“With the holidays, additional items such as baking and stuffing mixes are included in the grocery boxes; these items help residents round out their holiday meal.” Said Shoup. “This grant will go toward the holiday goods, and we couldn’t do what we do without our community partners. We are beyond grateful.”
A grant of $10,000 to the Food Bank of Northwest Louisiana will expand its Backpack Program – now in its 23rd year. Backpacks are filled with food that is distributed on the last day before the weekend or holiday vacation for children to take home. The food is child-friendly, nonperishable, easily consumed and vitamin-fortified, said Executive Director Martha Marak.
“The Backpack Program is a weekend feeding program in areas where the school-age children are predominately living in poverty,” said Marak. “The program is designed to meet the needs of hungry children at times when other food resources are not available, such as weekends and school vacations.”
Participating schools are in Caddo, Bossier, Webster, Claiborne, Bienville, Red River and DeSoto parishes.
For the Salvation Army Shreveport-Bossier, a $2,500 grant will support its holiday meal program, including the distribution of approximately 100 food baskets.
“We are always working to feed our shelter residents, as well as members of the Boys and Girls Club, especially during the holiday season,” said Director of Development Julie Searing. “Our focus will be that our community is not deprived of a meal this coming Christmas.”
The AEP Foundation focuses its support on education, from early childhood through higher education, and supporting those agencies that meet basic needs, such as emergency shelter, affordable housing and the elimination of hunger.
The AEP Foundation has provided nearly $4 million in emergency funds to support basic human needs – food, shelter and housing assistance – and other COVID-19 related emergencies across the AEP system.
Louisiana Tech ranks as a top U.S. university for cyber security
Louisiana Tech University has been ranked among the most affordable U.S. universities to offer degree options in cyber security.

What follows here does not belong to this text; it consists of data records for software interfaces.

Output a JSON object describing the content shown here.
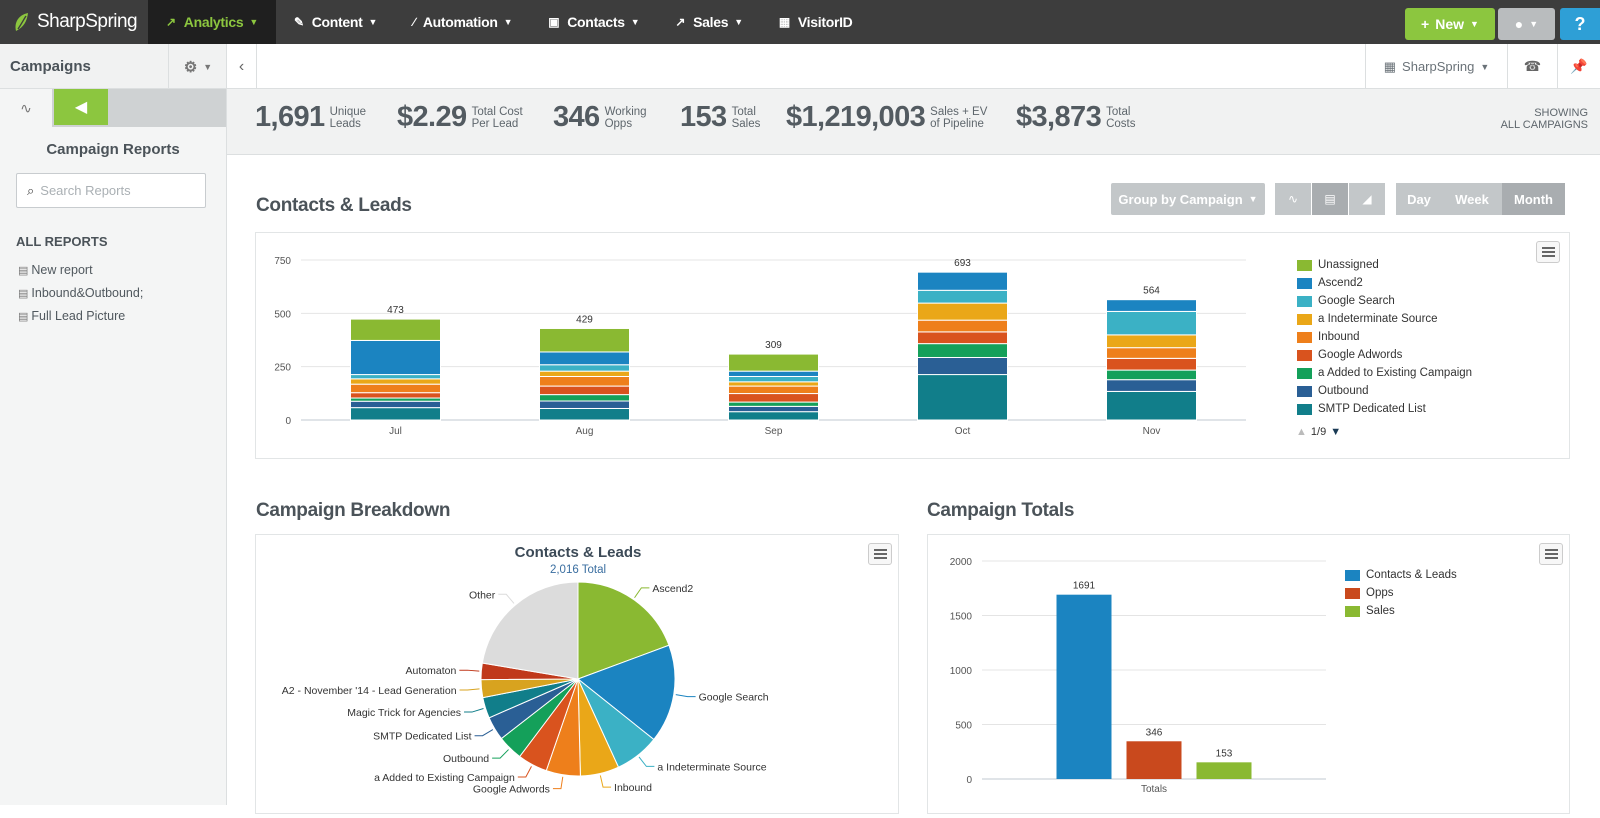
{
  "brand": "SharpSpring",
  "nav": {
    "items": [
      {
        "label": "Analytics",
        "icon": "analytics-icon"
      },
      {
        "label": "Content",
        "icon": "pencil-icon"
      },
      {
        "label": "Automation",
        "icon": "wand-icon"
      },
      {
        "label": "Contacts",
        "icon": "contact-card-icon"
      },
      {
        "label": "Sales",
        "icon": "trend-icon"
      },
      {
        "label": "VisitorID",
        "icon": "building-icon"
      }
    ],
    "new_label": "New",
    "help_label": "?"
  },
  "sidebar": {
    "header": "Campaigns",
    "title": "Campaign Reports",
    "search_placeholder": "Search Reports",
    "section": "ALL REPORTS",
    "reports": [
      "New report",
      "Inbound&Outbound;",
      "Full Lead Picture"
    ]
  },
  "subbar": {
    "account": "SharpSpring"
  },
  "stats": [
    {
      "value": "1,691",
      "label1": "Unique",
      "label2": "Leads"
    },
    {
      "value": "$2.29",
      "label1": "Total Cost",
      "label2": "Per Lead"
    },
    {
      "value": "346",
      "label1": "Working",
      "label2": "Opps"
    },
    {
      "value": "153",
      "label1": "Total",
      "label2": "Sales"
    },
    {
      "value": "$1,219,003",
      "label1": "Sales + EV",
      "label2": "of Pipeline"
    },
    {
      "value": "$3,873",
      "label1": "Total",
      "label2": "Costs"
    }
  ],
  "showing": {
    "line1": "SHOWING",
    "line2": "ALL CAMPAIGNS"
  },
  "contacts_section": {
    "title": "Contacts & Leads",
    "group_label": "Group by Campaign",
    "periods": [
      "Day",
      "Week",
      "Month"
    ],
    "selected_period": "Month",
    "pager": "1/9"
  },
  "breakdown_section": {
    "title": "Campaign Breakdown"
  },
  "totals_section": {
    "title": "Campaign Totals"
  },
  "colors": {
    "unassigned": "#8ab932",
    "ascend2": "#1b84c1",
    "google_search": "#3bb1c5",
    "indeterminate": "#eaa718",
    "inbound": "#ee7f1b",
    "google_adwords": "#d9531e",
    "added_existing": "#14a05a",
    "outbound": "#2a5f95",
    "smtp": "#117e8a"
  },
  "chart_data": [
    {
      "type": "bar",
      "stacked": true,
      "title": "",
      "categories": [
        "Jul",
        "Aug",
        "Sep",
        "Oct",
        "Nov"
      ],
      "totals": [
        473,
        429,
        309,
        693,
        564
      ],
      "ylim": [
        0,
        750
      ],
      "yticks": [
        0,
        250,
        500,
        750
      ],
      "series": [
        {
          "name": "Unassigned",
          "color": "#8ab932",
          "values": [
            100,
            110,
            80,
            0,
            0
          ]
        },
        {
          "name": "Ascend2",
          "color": "#1b84c1",
          "values": [
            160,
            60,
            25,
            85,
            55
          ]
        },
        {
          "name": "Google Search",
          "color": "#3bb1c5",
          "values": [
            20,
            30,
            25,
            60,
            110
          ]
        },
        {
          "name": "a Indeterminate Source",
          "color": "#eaa718",
          "values": [
            25,
            25,
            20,
            80,
            60
          ]
        },
        {
          "name": "Inbound",
          "color": "#ee7f1b",
          "values": [
            40,
            45,
            35,
            55,
            50
          ]
        },
        {
          "name": "Google Adwords",
          "color": "#d9531e",
          "values": [
            25,
            40,
            40,
            55,
            55
          ]
        },
        {
          "name": "a Added to Existing Campaign",
          "color": "#14a05a",
          "values": [
            15,
            30,
            20,
            65,
            45
          ]
        },
        {
          "name": "Outbound",
          "color": "#2a5f95",
          "values": [
            30,
            35,
            25,
            80,
            55
          ]
        },
        {
          "name": "SMTP Dedicated List",
          "color": "#117e8a",
          "values": [
            58,
            54,
            39,
            213,
            134
          ]
        }
      ]
    },
    {
      "type": "pie",
      "title": "Contacts & Leads",
      "subtitle": "2,016 Total",
      "slices": [
        {
          "label": "Ascend2",
          "value": 390,
          "color": "#8ab932"
        },
        {
          "label": "Google Search",
          "value": 330,
          "color": "#1b84c1"
        },
        {
          "label": "a Indeterminate Source",
          "value": 150,
          "color": "#3bb1c5"
        },
        {
          "label": "Inbound",
          "value": 130,
          "color": "#eaa718"
        },
        {
          "label": "Google Adwords",
          "value": 115,
          "color": "#ee7f1b"
        },
        {
          "label": "a Added to Existing Campaign",
          "value": 100,
          "color": "#d9531e"
        },
        {
          "label": "Outbound",
          "value": 85,
          "color": "#14a05a"
        },
        {
          "label": "SMTP Dedicated List",
          "value": 80,
          "color": "#2a5f95"
        },
        {
          "label": "Magic Trick for Agencies",
          "value": 70,
          "color": "#117e8a"
        },
        {
          "label": "A2 - November '14 - Lead Generation",
          "value": 60,
          "color": "#d8a31f"
        },
        {
          "label": "Automaton",
          "value": 55,
          "color": "#c0391b"
        },
        {
          "label": "Other",
          "value": 451,
          "color": "#dcdcdc"
        }
      ]
    },
    {
      "type": "bar",
      "title": "",
      "categories": [
        "Totals"
      ],
      "series": [
        {
          "name": "Contacts & Leads",
          "color": "#1b84c1",
          "values": [
            1691
          ]
        },
        {
          "name": "Opps",
          "color": "#c9491d",
          "values": [
            346
          ]
        },
        {
          "name": "Sales",
          "color": "#8ab932",
          "values": [
            153
          ]
        }
      ],
      "ylim": [
        0,
        2000
      ],
      "yticks": [
        0,
        500,
        1000,
        1500,
        2000
      ]
    }
  ]
}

The university was ranked number 36 in Cyber Degrees EDU’s “Top 55 Most Affordable Cyber Security Schools and Colleges in the U.S.” for its computer science and cyber engineering degrees.
The Cyber Security concentration of the Louisiana Tech Computer Science program provides graduates with hands-on experience in cyber security, networking, and artificial intelligence. Students in the Cyber Engineering program build expertise in computer forensics, cryptography, cyber security, and vulnerability assessment.

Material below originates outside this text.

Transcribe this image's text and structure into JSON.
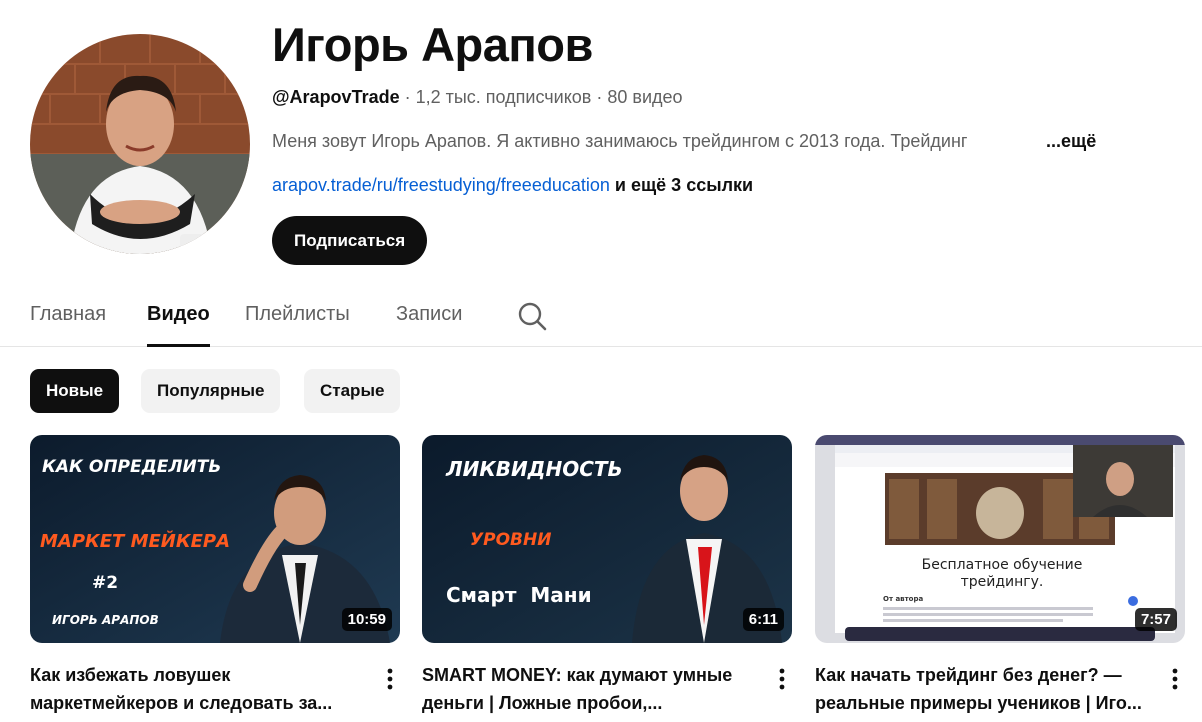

Students who excel in either program may be eligible for the CyberCorps: Scholarship for Service program, which provides scholarships and internship opportunities in exchange for a commitment to work in a cyber security field for the U.S. government after graduation.
“It’s always encouraging when Louisiana Tech and its programs get national recognition,” Dr. Ankunda Kiremire, program chair and lecturer of computer science, said. “It confirms the faculty’s hard work, as well as the students’ brilliance and diligence.”
Cyber Degrees EDU evaluated tuition, number of applicants, percent of admitted applicants, enrollment, retention and graduation rates, student-to-faculty ratio, average graduate salary, and 10-year return on investment of universities throughout the country to select universities and programs to rank.